(Component data from apps and pages)
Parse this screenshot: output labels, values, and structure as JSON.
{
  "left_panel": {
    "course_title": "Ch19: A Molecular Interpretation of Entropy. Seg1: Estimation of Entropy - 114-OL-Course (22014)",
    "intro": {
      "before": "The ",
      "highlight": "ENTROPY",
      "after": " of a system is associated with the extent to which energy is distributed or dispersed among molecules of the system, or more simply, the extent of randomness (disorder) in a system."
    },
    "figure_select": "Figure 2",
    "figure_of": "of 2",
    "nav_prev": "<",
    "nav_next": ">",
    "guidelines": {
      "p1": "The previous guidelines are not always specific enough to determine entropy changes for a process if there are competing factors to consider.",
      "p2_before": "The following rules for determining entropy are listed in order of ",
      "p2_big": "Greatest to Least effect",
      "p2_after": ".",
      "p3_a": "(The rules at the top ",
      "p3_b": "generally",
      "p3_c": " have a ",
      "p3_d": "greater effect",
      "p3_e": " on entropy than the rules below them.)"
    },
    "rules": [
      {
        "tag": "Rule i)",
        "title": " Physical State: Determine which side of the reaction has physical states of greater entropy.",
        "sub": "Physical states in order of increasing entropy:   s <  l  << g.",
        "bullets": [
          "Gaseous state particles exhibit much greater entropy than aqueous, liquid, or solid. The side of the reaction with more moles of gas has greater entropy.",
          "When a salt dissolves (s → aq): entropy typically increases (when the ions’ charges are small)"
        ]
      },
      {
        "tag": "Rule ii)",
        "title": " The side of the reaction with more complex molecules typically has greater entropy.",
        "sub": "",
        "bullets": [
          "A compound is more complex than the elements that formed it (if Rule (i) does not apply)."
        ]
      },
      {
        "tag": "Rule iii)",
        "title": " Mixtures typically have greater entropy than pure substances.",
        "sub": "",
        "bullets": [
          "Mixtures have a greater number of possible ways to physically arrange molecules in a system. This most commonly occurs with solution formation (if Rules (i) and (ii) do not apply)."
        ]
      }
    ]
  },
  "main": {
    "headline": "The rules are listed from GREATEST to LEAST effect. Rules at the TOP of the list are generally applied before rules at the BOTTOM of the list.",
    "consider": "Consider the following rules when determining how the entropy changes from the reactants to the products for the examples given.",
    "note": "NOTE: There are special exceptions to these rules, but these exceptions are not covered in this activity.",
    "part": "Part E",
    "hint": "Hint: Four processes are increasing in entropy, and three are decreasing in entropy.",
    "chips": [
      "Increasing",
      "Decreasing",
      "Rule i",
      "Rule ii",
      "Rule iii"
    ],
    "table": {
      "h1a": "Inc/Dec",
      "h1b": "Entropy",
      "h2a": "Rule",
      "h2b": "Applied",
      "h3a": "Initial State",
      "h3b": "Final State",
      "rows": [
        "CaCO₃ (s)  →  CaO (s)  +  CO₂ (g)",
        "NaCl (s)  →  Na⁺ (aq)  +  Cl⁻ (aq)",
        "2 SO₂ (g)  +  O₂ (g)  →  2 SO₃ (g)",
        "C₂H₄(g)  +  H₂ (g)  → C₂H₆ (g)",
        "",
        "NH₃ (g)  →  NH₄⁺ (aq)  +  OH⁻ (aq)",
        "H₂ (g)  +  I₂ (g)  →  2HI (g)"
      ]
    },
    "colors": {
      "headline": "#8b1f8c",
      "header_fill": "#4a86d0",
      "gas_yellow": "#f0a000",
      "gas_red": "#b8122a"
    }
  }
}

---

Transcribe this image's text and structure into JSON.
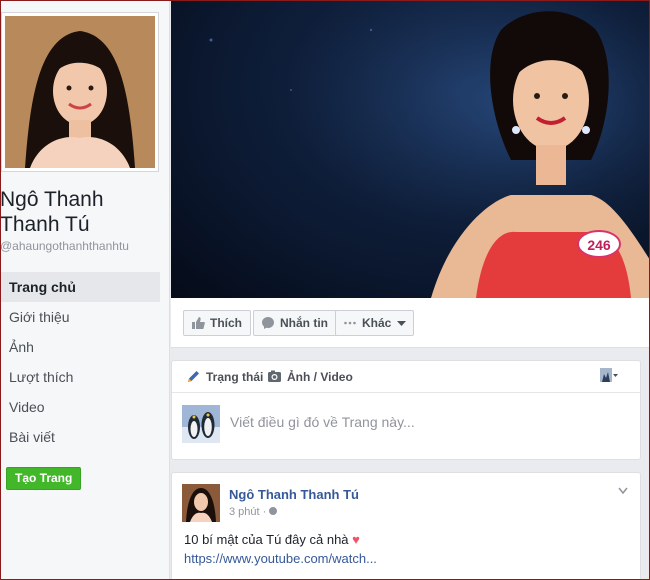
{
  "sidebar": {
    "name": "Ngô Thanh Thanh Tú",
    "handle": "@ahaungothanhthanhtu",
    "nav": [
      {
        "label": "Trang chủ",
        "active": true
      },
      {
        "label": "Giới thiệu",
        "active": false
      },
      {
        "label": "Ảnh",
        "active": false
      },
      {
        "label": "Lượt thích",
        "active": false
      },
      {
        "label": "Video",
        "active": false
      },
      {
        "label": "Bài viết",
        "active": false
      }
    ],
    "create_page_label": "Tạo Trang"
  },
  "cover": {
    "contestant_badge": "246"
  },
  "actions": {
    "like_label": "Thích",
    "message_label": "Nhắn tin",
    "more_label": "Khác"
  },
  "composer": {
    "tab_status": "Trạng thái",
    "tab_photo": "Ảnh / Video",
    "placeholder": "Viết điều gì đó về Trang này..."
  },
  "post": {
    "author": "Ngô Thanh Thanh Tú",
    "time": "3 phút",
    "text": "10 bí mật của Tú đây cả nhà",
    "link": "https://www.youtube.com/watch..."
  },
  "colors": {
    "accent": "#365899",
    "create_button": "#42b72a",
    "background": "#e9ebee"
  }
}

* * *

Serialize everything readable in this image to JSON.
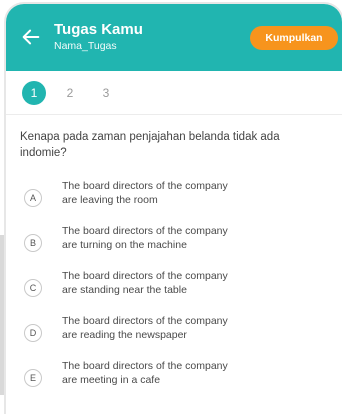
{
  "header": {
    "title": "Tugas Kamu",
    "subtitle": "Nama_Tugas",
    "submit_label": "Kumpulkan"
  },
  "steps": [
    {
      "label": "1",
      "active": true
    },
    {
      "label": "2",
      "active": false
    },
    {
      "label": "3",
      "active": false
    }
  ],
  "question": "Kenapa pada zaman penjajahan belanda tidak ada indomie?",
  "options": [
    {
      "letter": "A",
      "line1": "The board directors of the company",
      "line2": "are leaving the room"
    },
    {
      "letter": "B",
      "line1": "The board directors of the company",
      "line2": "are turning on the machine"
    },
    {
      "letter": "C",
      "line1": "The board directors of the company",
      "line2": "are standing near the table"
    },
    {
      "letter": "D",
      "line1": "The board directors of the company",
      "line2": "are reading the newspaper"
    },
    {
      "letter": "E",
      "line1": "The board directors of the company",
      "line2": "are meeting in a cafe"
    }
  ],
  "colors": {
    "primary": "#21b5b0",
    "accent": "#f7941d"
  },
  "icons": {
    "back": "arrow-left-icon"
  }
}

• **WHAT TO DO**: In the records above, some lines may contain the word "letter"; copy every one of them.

• **RESULT OF THE EXERCISE**:
      "letter": "A",
      "letter": "B",
      "letter": "C",
      "letter": "D",
      "letter": "E",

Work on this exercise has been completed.